“No. The King was nothing but a servant of God, and God is the Judge of us all. He will also judge the good bishop of Venta one day, but more importantly, before that, so will his peers. I know of this bishop of yours, and I know just what it will take to scare him to your hundred court to settle matters. It is but a trifling matter.”
The young knight just stood there, looking at the White Hermit with open mouth. The lay brother had very carefully started to collect his apples from the ground, while keeping an eye on the knight, lest he relapse into old habits.
“But how can such a thing be done, Father?”, said the knight at last.
The White Hermit smiled. “I will talk to the Archbishop. He will not tolerate this from the good bishop of Venta. What is a bishop that has been excommunicated?”
By the look of his face, the boy was trying to solve the most vexing of all philosophical problems that had ever plagued the greatest minds of mankind. Eventually, he said: “Oh!” and hung his head.
“Yes, ‘Oh!’, indeed. Now, let us turn to more important things, but first: will you let this poor brother go, with his mules and his apples?”

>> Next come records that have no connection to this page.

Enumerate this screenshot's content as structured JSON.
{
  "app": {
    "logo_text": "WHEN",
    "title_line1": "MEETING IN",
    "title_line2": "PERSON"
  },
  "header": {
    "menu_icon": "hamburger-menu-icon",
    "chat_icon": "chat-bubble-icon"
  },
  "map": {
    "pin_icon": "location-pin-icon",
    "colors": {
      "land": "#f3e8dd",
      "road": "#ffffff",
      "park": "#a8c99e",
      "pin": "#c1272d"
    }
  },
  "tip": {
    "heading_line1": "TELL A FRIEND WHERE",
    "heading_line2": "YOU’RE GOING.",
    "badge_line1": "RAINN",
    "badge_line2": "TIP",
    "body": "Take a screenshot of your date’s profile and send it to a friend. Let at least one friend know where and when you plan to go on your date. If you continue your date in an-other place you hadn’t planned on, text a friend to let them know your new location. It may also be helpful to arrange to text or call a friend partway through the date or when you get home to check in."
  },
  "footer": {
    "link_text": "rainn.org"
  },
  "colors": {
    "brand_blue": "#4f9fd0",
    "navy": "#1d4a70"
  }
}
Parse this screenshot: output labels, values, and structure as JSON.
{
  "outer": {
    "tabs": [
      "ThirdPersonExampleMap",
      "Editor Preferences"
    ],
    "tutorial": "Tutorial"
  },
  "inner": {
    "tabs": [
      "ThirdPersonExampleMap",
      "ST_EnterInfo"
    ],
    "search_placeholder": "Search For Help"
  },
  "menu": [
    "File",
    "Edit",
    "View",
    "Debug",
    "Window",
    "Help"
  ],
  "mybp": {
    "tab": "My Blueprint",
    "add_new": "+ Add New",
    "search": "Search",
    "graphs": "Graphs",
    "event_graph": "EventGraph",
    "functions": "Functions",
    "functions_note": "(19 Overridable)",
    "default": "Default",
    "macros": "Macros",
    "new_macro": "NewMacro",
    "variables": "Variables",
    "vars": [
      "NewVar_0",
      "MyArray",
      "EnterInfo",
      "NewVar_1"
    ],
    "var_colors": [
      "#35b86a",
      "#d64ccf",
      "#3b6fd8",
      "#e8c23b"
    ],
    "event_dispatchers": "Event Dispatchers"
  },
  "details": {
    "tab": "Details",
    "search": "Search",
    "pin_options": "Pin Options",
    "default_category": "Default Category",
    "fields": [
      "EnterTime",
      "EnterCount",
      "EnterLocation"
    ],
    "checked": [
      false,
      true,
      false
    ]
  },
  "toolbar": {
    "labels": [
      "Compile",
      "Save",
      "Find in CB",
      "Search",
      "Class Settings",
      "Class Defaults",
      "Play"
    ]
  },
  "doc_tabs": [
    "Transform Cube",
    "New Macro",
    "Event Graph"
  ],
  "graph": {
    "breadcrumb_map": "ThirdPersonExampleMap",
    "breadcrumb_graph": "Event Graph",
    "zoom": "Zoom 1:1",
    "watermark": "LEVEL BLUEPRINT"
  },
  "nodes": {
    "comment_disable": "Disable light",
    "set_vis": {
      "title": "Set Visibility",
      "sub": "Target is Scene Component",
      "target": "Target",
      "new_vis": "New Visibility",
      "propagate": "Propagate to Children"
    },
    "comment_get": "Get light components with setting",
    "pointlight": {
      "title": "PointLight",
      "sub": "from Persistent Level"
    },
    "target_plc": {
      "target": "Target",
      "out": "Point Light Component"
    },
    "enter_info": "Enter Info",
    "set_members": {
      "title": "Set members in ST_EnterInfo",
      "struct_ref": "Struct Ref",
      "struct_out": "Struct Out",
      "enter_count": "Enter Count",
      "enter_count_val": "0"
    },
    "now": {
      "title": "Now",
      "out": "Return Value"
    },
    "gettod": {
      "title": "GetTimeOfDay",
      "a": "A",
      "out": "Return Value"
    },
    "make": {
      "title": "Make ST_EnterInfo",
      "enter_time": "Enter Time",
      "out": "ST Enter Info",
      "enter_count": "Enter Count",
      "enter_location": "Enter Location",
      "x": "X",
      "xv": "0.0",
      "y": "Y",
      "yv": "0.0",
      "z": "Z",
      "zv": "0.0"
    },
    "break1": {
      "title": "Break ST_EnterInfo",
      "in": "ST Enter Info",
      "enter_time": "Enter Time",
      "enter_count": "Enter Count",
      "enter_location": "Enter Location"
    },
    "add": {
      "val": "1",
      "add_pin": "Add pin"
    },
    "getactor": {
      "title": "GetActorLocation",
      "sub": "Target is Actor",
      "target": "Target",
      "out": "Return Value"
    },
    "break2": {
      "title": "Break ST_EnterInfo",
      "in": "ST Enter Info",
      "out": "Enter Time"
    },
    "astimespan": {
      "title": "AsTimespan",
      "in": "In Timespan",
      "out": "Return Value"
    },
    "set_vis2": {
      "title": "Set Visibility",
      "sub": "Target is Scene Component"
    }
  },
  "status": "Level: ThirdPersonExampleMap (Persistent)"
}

“Yes, father, yes … You!” He pointed at the scruffy man, who cowered behind his mule. “I give you my mercy! Be you gone!” The man, bowing and scraping, took his leave and disappeared down the path as fast as his mule could carry him.
“What are these important things, father” said the knight slowly, while picking up and sheathing his sword.
The White Hermit was silent a few heartbeats. Then he made the Speech.
“Young Sir, there are hard time a-coming, murder and rapine, treachery and greed. The rich will suffer, and poor will suffer more. This is not a time for heroes. But this is a time in dire need of good men. And I can tell that you have a good heart, young knight. You must make up your mind. Will you follow what is in your heart or let these dark times drag you down into murder and worse? Will you listen to the wanton tongues of women or to the goodness that God has placed within your soul? When you take you leave of this world to go to thy Judgement, shall men and angels say of you, that you left this place better off than you found it – or worse?”
The boy but frowned and went to fetch his horse in silence.
“What strange words you speak, old man. First, I thought you would give me one of those boring speeches my confessor gives me.”
He looked up at the hermit. “I do not know what to make of them, right now. But I must take my leave.”
He climbed into his saddle. The White Hermit looked him in the eyes, and Reading his heart, seeing what he had hoped for, smiled.
“Pax Vobiscum, Sir!”
“Pax Vobiscum, Father.”
The boy was several hundred yards down the path when he realized he had forgotten to thank the hermit for his pledged help. Swearing like a mighty warrior in war camp, he turned back to find the old man. He never did, but no long thereafter the Bishop of Venta came to the hundred court, humble as saint, and paid his wergild without a grumble or so much as a sour look.